Records contained in a dataset:

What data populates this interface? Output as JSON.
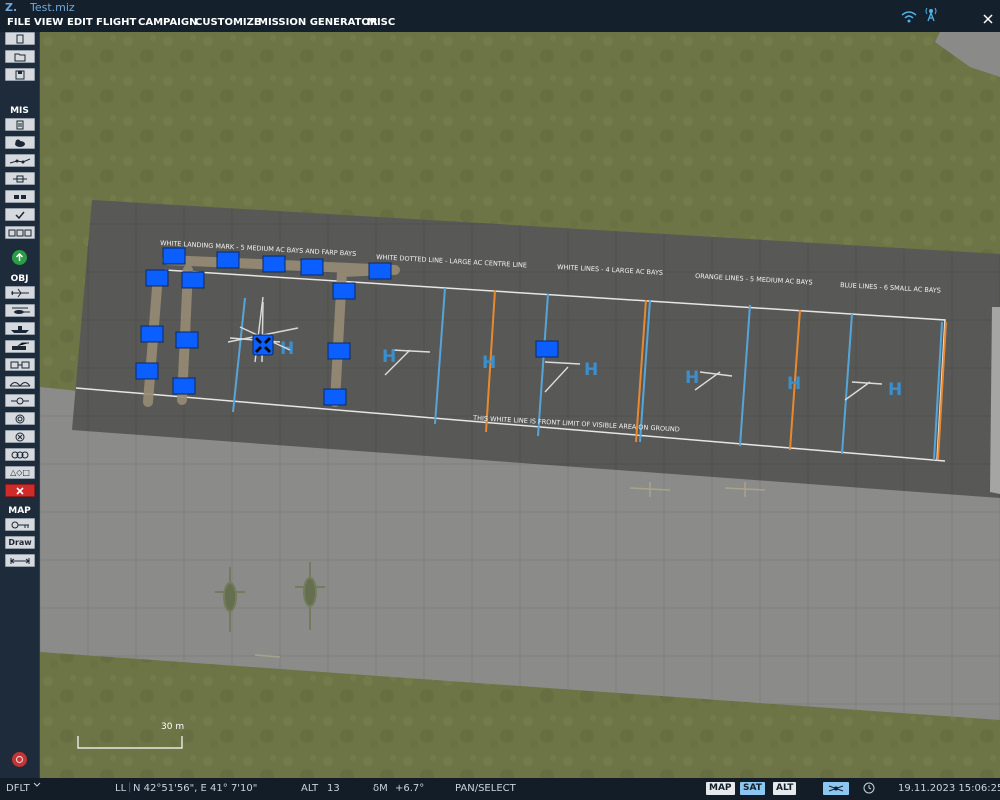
{
  "app": {
    "logo": "Z.",
    "file_name": "Test.miz"
  },
  "menu": [
    "FILE",
    "VIEW",
    "EDIT",
    "FLIGHT",
    "CAMPAIGN",
    "CUSTOMIZE",
    "MISSION GENERATOR",
    "MISC"
  ],
  "sidebar": {
    "file_buttons": [
      "new-file-icon",
      "open-folder-icon",
      "save-icon"
    ],
    "mis_label": "MIS",
    "mis_buttons": [
      "briefing-icon",
      "weather-icon",
      "trigger-zone-icon",
      "waypoint-icon",
      "flag-icon",
      "check-icon",
      "route-icon"
    ],
    "go_icon": "go-arrow-icon",
    "obj_label": "OBJ",
    "obj_buttons": [
      "airplane-icon",
      "helicopter-icon",
      "ship-icon",
      "vehicle-icon",
      "static-object-icon",
      "bridge-icon",
      "target-icon",
      "radius-icon",
      "delete-object-icon",
      "group-icon",
      "shapes-icon"
    ],
    "delete_icon": "delete-icon",
    "map_label": "MAP",
    "map_buttons": [
      "ruler-icon",
      "draw-button",
      "measure-icon"
    ],
    "draw_label": "Draw",
    "shapes_label": "△◇□"
  },
  "map": {
    "annotations": [
      "WHITE LANDING MARK - 5 MEDIUM AC BAYS AND FARP BAYS",
      "WHITE DOTTED LINE - LARGE AC CENTRE LINE",
      "WHITE LINES - 4 LARGE AC BAYS",
      "ORANGE LINES - 5 MEDIUM AC BAYS",
      "BLUE LINES - 6 SMALL AC BAYS",
      "THIS WHITE LINE IS FRONT LIMIT OF VISIBLE AREA ON GROUND"
    ],
    "pad_letter": "H",
    "scale": "30 m",
    "colors": {
      "grass": "#6f7547",
      "apron": "#575755",
      "taxiway": "#8a8b89",
      "white": "#e8e8e8",
      "orange": "#e8892f",
      "blue": "#56a5d8",
      "object": "#0b5fff"
    }
  },
  "status": {
    "profile": "DFLT",
    "coord_mode": "LL",
    "coords": "N 42°51'56\", E 41° 7'10\"",
    "alt_label": "ALT",
    "alt_value": "13",
    "dm_label": "δM",
    "dm_value": "+6.7°",
    "mode": "PAN/SELECT",
    "map_btn": "MAP",
    "sat_btn": "SAT",
    "alt_btn": "ALT",
    "datetime": "19.11.2023 15:06:25"
  }
}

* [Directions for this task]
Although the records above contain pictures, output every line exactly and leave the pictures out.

* [Reply to the task]
What data populates this interface? Output as JSON.
{
  "app": {
    "logo": "Z.",
    "file_name": "Test.miz"
  },
  "menu": [
    "FILE",
    "VIEW",
    "EDIT",
    "FLIGHT",
    "CAMPAIGN",
    "CUSTOMIZE",
    "MISSION GENERATOR",
    "MISC"
  ],
  "sidebar": {
    "file_buttons": [
      "new-file-icon",
      "open-folder-icon",
      "save-icon"
    ],
    "mis_label": "MIS",
    "mis_buttons": [
      "briefing-icon",
      "weather-icon",
      "trigger-zone-icon",
      "waypoint-icon",
      "flag-icon",
      "check-icon",
      "route-icon"
    ],
    "go_icon": "go-arrow-icon",
    "obj_label": "OBJ",
    "obj_buttons": [
      "airplane-icon",
      "helicopter-icon",
      "ship-icon",
      "vehicle-icon",
      "static-object-icon",
      "bridge-icon",
      "target-icon",
      "radius-icon",
      "delete-object-icon",
      "group-icon",
      "shapes-icon"
    ],
    "delete_icon": "delete-icon",
    "map_label": "MAP",
    "map_buttons": [
      "ruler-icon",
      "draw-button",
      "measure-icon"
    ],
    "draw_label": "Draw",
    "shapes_label": "△◇□"
  },
  "map": {
    "annotations": [
      "WHITE LANDING MARK - 5 MEDIUM AC BAYS AND FARP BAYS",
      "WHITE DOTTED LINE - LARGE AC CENTRE LINE",
      "WHITE LINES - 4 LARGE AC BAYS",
      "ORANGE LINES - 5 MEDIUM AC BAYS",
      "BLUE LINES - 6 SMALL AC BAYS",
      "THIS WHITE LINE IS FRONT LIMIT OF VISIBLE AREA ON GROUND"
    ],
    "pad_letter": "H",
    "scale": "30 m",
    "colors": {
      "grass": "#6f7547",
      "apron": "#575755",
      "taxiway": "#8a8b89",
      "white": "#e8e8e8",
      "orange": "#e8892f",
      "blue": "#56a5d8",
      "object": "#0b5fff"
    }
  },
  "status": {
    "profile": "DFLT",
    "coord_mode": "LL",
    "coords": "N 42°51'56\", E 41° 7'10\"",
    "alt_label": "ALT",
    "alt_value": "13",
    "dm_label": "δM",
    "dm_value": "+6.7°",
    "mode": "PAN/SELECT",
    "map_btn": "MAP",
    "sat_btn": "SAT",
    "alt_btn": "ALT",
    "datetime": "19.11.2023 15:06:25"
  }
}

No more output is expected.